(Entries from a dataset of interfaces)
┏━━
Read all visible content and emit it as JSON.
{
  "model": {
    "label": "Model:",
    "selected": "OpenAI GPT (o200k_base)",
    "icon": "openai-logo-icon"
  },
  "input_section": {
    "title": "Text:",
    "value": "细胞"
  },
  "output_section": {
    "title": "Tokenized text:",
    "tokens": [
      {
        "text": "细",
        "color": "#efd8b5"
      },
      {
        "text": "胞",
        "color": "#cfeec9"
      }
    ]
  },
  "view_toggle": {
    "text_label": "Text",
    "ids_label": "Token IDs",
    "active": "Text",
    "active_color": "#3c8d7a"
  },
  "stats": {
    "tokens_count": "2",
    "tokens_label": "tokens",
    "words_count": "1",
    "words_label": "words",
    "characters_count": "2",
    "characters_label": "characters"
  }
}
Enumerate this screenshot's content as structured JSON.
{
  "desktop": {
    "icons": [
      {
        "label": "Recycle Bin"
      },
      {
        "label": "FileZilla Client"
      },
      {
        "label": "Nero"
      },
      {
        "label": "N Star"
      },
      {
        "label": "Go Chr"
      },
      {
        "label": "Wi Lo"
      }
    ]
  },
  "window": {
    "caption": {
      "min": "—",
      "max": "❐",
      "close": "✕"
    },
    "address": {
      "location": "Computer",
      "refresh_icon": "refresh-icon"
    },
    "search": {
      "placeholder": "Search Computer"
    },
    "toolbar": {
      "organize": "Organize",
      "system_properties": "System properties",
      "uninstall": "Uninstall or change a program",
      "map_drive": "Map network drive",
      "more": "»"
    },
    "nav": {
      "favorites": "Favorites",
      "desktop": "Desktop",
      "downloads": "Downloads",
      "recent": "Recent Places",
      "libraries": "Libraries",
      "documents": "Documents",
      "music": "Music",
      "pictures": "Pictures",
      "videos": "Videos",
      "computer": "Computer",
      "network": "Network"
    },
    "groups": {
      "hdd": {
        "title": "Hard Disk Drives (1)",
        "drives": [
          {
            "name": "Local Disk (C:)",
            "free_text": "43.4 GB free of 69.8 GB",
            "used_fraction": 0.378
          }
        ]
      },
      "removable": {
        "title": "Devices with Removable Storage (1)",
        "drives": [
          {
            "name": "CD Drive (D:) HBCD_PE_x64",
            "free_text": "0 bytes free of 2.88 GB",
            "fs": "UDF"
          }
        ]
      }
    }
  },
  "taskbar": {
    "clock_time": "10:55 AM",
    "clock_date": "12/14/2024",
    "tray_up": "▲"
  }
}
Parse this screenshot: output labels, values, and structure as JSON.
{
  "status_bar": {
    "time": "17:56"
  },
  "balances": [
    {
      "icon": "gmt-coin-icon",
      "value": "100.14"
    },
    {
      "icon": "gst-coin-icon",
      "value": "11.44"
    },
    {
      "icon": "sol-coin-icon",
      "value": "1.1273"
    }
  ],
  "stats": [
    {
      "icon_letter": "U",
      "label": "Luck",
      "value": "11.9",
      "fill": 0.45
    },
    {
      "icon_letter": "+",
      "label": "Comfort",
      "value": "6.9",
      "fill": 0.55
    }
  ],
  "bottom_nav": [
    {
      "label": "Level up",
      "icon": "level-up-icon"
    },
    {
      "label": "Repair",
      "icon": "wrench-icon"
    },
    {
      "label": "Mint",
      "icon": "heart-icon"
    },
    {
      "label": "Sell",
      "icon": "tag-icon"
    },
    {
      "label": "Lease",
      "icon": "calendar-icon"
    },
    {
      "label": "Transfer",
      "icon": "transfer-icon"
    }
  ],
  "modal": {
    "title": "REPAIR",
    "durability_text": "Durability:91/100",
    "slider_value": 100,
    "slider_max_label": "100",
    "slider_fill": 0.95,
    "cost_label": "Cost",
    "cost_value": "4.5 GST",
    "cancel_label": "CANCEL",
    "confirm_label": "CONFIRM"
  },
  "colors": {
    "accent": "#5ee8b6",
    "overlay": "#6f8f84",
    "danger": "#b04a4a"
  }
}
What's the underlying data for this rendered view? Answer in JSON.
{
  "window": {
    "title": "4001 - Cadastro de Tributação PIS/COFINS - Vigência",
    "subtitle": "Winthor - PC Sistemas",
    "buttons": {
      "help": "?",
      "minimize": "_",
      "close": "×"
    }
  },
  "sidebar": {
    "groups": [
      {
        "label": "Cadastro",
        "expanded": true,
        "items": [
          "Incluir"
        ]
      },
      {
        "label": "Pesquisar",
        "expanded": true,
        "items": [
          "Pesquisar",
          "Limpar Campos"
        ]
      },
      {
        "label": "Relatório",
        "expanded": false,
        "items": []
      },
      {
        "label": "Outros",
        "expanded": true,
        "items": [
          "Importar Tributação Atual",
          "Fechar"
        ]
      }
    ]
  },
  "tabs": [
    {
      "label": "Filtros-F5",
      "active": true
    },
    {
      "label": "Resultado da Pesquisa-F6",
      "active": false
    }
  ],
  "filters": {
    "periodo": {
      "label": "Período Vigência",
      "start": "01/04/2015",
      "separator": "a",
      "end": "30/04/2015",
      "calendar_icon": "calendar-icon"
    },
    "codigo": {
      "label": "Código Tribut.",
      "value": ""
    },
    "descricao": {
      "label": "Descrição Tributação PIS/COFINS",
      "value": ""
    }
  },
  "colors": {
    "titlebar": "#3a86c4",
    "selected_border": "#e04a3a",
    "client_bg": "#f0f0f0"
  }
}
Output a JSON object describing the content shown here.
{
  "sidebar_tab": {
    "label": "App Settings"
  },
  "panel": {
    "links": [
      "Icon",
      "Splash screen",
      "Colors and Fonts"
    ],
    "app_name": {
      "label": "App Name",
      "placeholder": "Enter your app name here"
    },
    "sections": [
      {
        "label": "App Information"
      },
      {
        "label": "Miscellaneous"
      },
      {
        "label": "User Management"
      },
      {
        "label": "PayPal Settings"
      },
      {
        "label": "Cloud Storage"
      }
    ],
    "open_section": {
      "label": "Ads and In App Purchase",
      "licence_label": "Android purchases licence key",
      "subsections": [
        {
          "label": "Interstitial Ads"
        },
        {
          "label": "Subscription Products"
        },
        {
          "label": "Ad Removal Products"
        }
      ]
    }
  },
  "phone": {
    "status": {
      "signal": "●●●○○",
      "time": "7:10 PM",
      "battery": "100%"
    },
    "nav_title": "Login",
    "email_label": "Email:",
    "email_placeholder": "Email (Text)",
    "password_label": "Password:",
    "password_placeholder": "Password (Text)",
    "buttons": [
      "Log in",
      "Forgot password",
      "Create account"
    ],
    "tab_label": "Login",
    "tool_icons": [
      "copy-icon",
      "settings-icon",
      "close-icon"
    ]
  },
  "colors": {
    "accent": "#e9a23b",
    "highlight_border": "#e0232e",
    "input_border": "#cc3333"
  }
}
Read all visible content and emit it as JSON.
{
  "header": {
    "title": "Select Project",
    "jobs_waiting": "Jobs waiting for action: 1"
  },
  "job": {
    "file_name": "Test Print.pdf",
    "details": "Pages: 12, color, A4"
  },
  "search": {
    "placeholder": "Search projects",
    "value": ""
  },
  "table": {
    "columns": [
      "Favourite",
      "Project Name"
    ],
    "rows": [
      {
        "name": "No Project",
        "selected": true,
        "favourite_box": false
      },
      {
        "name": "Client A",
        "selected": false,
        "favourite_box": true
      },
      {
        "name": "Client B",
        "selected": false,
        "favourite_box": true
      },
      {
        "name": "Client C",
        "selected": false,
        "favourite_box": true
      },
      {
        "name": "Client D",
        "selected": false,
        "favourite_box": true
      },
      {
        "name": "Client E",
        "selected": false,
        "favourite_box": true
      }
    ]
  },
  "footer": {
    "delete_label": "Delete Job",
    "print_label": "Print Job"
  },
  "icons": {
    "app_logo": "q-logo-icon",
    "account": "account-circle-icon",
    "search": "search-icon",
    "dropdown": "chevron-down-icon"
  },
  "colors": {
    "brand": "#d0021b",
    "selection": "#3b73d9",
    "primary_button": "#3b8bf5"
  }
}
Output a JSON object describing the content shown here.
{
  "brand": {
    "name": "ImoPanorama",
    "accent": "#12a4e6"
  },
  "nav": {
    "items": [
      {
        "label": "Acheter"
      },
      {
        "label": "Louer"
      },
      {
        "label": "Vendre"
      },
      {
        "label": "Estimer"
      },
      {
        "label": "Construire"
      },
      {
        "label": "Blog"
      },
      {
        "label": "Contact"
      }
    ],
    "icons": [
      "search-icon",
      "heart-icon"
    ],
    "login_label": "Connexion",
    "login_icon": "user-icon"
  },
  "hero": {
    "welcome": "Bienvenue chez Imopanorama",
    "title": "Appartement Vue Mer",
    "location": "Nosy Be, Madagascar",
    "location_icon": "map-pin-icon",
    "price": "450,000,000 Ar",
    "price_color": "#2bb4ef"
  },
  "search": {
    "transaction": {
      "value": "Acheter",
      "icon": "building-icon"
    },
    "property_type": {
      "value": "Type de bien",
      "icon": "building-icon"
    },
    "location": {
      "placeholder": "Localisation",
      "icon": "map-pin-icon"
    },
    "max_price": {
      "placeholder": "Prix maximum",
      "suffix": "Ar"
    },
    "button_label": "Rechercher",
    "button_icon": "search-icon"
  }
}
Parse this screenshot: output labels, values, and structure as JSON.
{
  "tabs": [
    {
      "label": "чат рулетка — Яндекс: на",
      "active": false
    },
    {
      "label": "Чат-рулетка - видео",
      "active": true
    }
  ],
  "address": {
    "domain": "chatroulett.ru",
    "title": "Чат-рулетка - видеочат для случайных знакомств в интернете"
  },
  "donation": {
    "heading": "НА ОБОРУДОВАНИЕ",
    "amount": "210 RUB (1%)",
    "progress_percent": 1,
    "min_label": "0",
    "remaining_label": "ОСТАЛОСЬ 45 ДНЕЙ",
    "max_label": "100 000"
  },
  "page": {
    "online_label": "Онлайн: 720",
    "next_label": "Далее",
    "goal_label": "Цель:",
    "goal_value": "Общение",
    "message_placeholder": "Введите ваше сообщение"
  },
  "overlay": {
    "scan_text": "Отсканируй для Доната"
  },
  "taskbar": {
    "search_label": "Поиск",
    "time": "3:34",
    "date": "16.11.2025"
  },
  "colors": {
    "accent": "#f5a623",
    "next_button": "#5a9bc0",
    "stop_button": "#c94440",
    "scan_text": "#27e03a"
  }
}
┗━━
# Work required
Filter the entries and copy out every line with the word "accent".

# Answer to this task
    "accent": "#5ee8b6",
    "accent": "#e9a23b",
    "accent": "#12a4e6"
    "accent": "#f5a623",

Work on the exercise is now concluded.